[[ Data for review open ]]

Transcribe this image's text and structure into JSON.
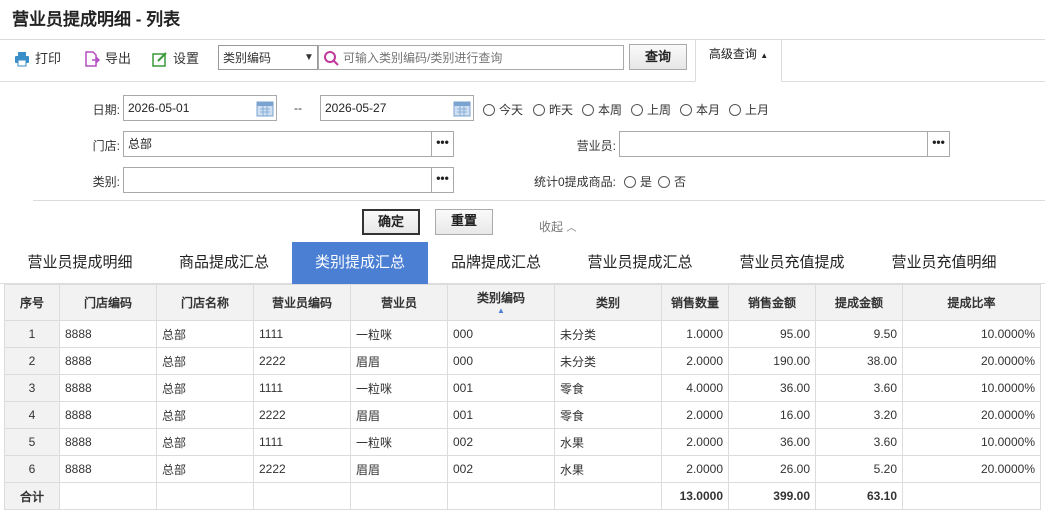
{
  "page": {
    "title": "营业员提成明细 - 列表"
  },
  "toolbar": {
    "print_label": "打印",
    "export_label": "导出",
    "settings_label": "设置",
    "search_field_selected": "类别编码",
    "search_placeholder": "可输入类别编码/类别进行查询",
    "query_label": "查询",
    "advanced_label": "高级查询"
  },
  "filter": {
    "date_label": "日期:",
    "date_from": "2026-05-01",
    "date_sep": "--",
    "date_to": "2026-05-27",
    "quick_dates": [
      "今天",
      "昨天",
      "本周",
      "上周",
      "本月",
      "上月"
    ],
    "store_label": "门店:",
    "store_value": "总部",
    "salesperson_label": "营业员:",
    "salesperson_value": "",
    "category_label": "类别:",
    "category_value": "",
    "zero_label": "统计0提成商品:",
    "zero_options": [
      "是",
      "否"
    ],
    "confirm_label": "确定",
    "reset_label": "重置",
    "collapse_label": "收起"
  },
  "tabs": [
    "营业员提成明细",
    "商品提成汇总",
    "类别提成汇总",
    "品牌提成汇总",
    "营业员提成汇总",
    "营业员充值提成",
    "营业员充值明细"
  ],
  "active_tab": 2,
  "accent_color": "#4a7fd4",
  "table": {
    "headers": [
      "序号",
      "门店编码",
      "门店名称",
      "营业员编码",
      "营业员",
      "类别编码",
      "类别",
      "销售数量",
      "销售金额",
      "提成金额",
      "提成比率"
    ],
    "rows": [
      [
        "1",
        "8888",
        "总部",
        "1111",
        "一粒咪",
        "000",
        "未分类",
        "1.0000",
        "95.00",
        "9.50",
        "10.0000%"
      ],
      [
        "2",
        "8888",
        "总部",
        "2222",
        "眉眉",
        "000",
        "未分类",
        "2.0000",
        "190.00",
        "38.00",
        "20.0000%"
      ],
      [
        "3",
        "8888",
        "总部",
        "1111",
        "一粒咪",
        "001",
        "零食",
        "4.0000",
        "36.00",
        "3.60",
        "10.0000%"
      ],
      [
        "4",
        "8888",
        "总部",
        "2222",
        "眉眉",
        "001",
        "零食",
        "2.0000",
        "16.00",
        "3.20",
        "20.0000%"
      ],
      [
        "5",
        "8888",
        "总部",
        "1111",
        "一粒咪",
        "002",
        "水果",
        "2.0000",
        "36.00",
        "3.60",
        "10.0000%"
      ],
      [
        "6",
        "8888",
        "总部",
        "2222",
        "眉眉",
        "002",
        "水果",
        "2.0000",
        "26.00",
        "5.20",
        "20.0000%"
      ]
    ],
    "total_label": "合计",
    "total_qty": "13.0000",
    "total_amount": "399.00",
    "total_commission": "63.10"
  }
}
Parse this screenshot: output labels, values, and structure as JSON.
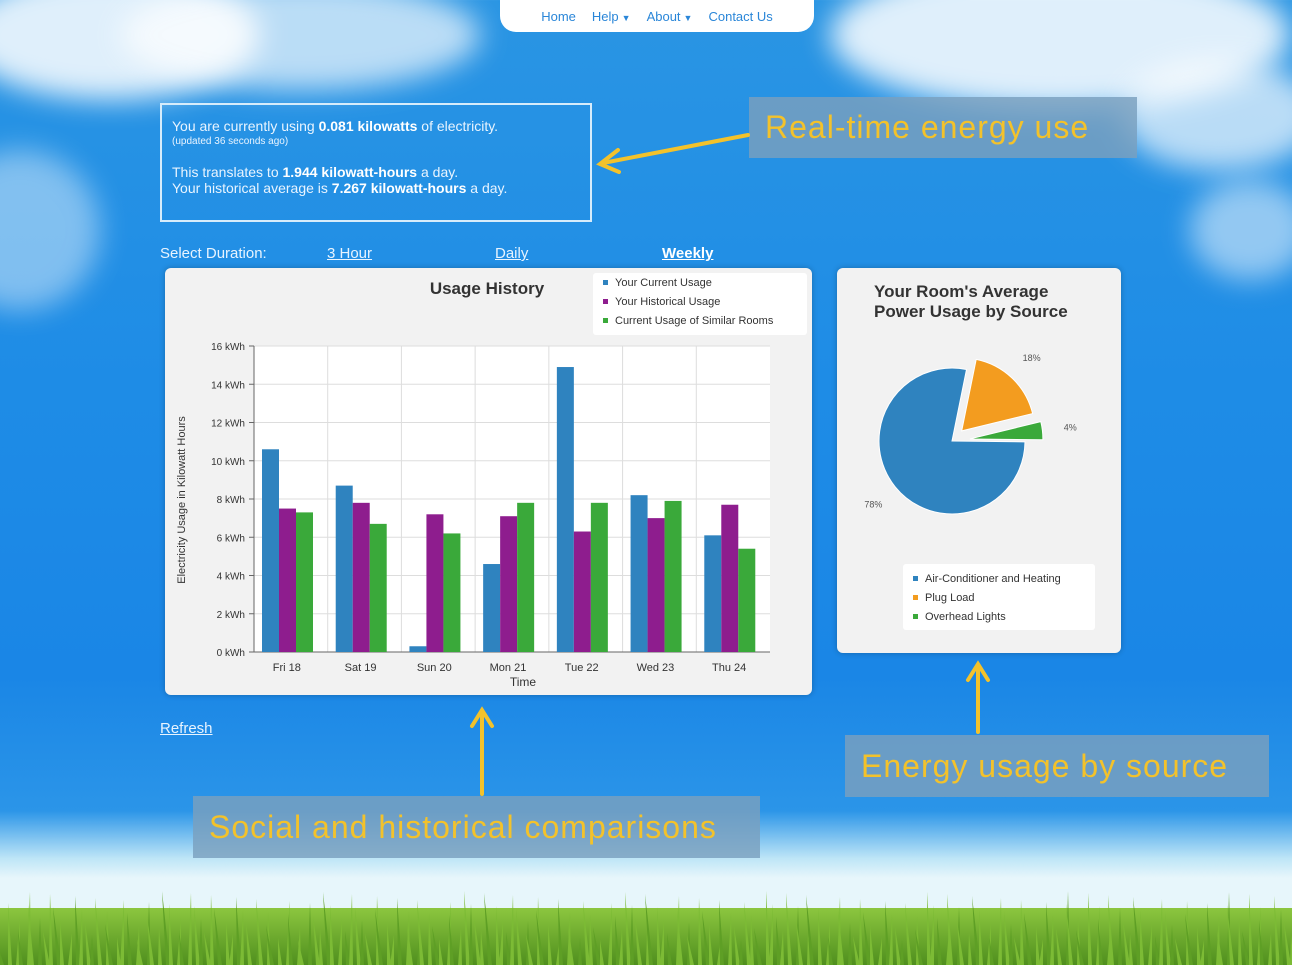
{
  "nav": {
    "home": "Home",
    "help": "Help",
    "about": "About",
    "contact": "Contact Us"
  },
  "info": {
    "line1_pre": "You are currently using ",
    "line1_value": "0.081 kilowatts",
    "line1_post": " of electricity.",
    "updated": "(updated 36 seconds ago)",
    "line2_pre": "This translates to ",
    "line2_value": "1.944 kilowatt-hours",
    "line2_post": " a day.",
    "line3_pre": "Your historical average is ",
    "line3_value": "7.267 kilowatt-hours",
    "line3_post": " a day."
  },
  "duration": {
    "label": "Select Duration:",
    "options": [
      "3 Hour",
      "Daily",
      "Weekly"
    ],
    "active": "Weekly"
  },
  "refresh_label": "Refresh",
  "callouts": {
    "realtime": "Real-time energy use",
    "source": "Energy usage by source",
    "social": "Social and historical comparisons"
  },
  "colors": {
    "current": "#2f83bf",
    "historical": "#8e1d8e",
    "similar": "#3aa93a",
    "aircon": "#2f83bf",
    "plug": "#f39c1f",
    "lights": "#3aa93a",
    "callout_text": "#f3c22b"
  },
  "chart_data": [
    {
      "type": "bar",
      "title": "Usage History",
      "xlabel": "Time",
      "ylabel": "Electricity Usage in Kilowatt Hours",
      "categories": [
        "Fri 18",
        "Sat 19",
        "Sun 20",
        "Mon 21",
        "Tue 22",
        "Wed 23",
        "Thu 24"
      ],
      "ylim": [
        0,
        16
      ],
      "yticks": [
        "0 kWh",
        "2 kWh",
        "4 kWh",
        "6 kWh",
        "8 kWh",
        "10 kWh",
        "12 kWh",
        "14 kWh",
        "16 kWh"
      ],
      "grid": true,
      "legend": "top-right",
      "series": [
        {
          "name": "Your Current Usage",
          "values": [
            10.6,
            8.7,
            0.3,
            4.6,
            14.9,
            8.2,
            6.1
          ]
        },
        {
          "name": "Your Historical Usage",
          "values": [
            7.5,
            7.8,
            7.2,
            7.1,
            6.3,
            7.0,
            7.7
          ]
        },
        {
          "name": "Current Usage of Similar Rooms",
          "values": [
            7.3,
            6.7,
            6.2,
            7.8,
            7.8,
            7.9,
            5.4
          ]
        }
      ]
    },
    {
      "type": "pie",
      "title": "Your Room's Average Power Usage by Source",
      "legend": "bottom",
      "slices": [
        {
          "name": "Air-Conditioner and Heating",
          "value": 78,
          "label": "78%"
        },
        {
          "name": "Plug Load",
          "value": 18,
          "label": "18%"
        },
        {
          "name": "Overhead Lights",
          "value": 4,
          "label": "4%"
        }
      ]
    }
  ]
}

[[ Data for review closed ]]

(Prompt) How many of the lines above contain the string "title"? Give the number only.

(Reply) 3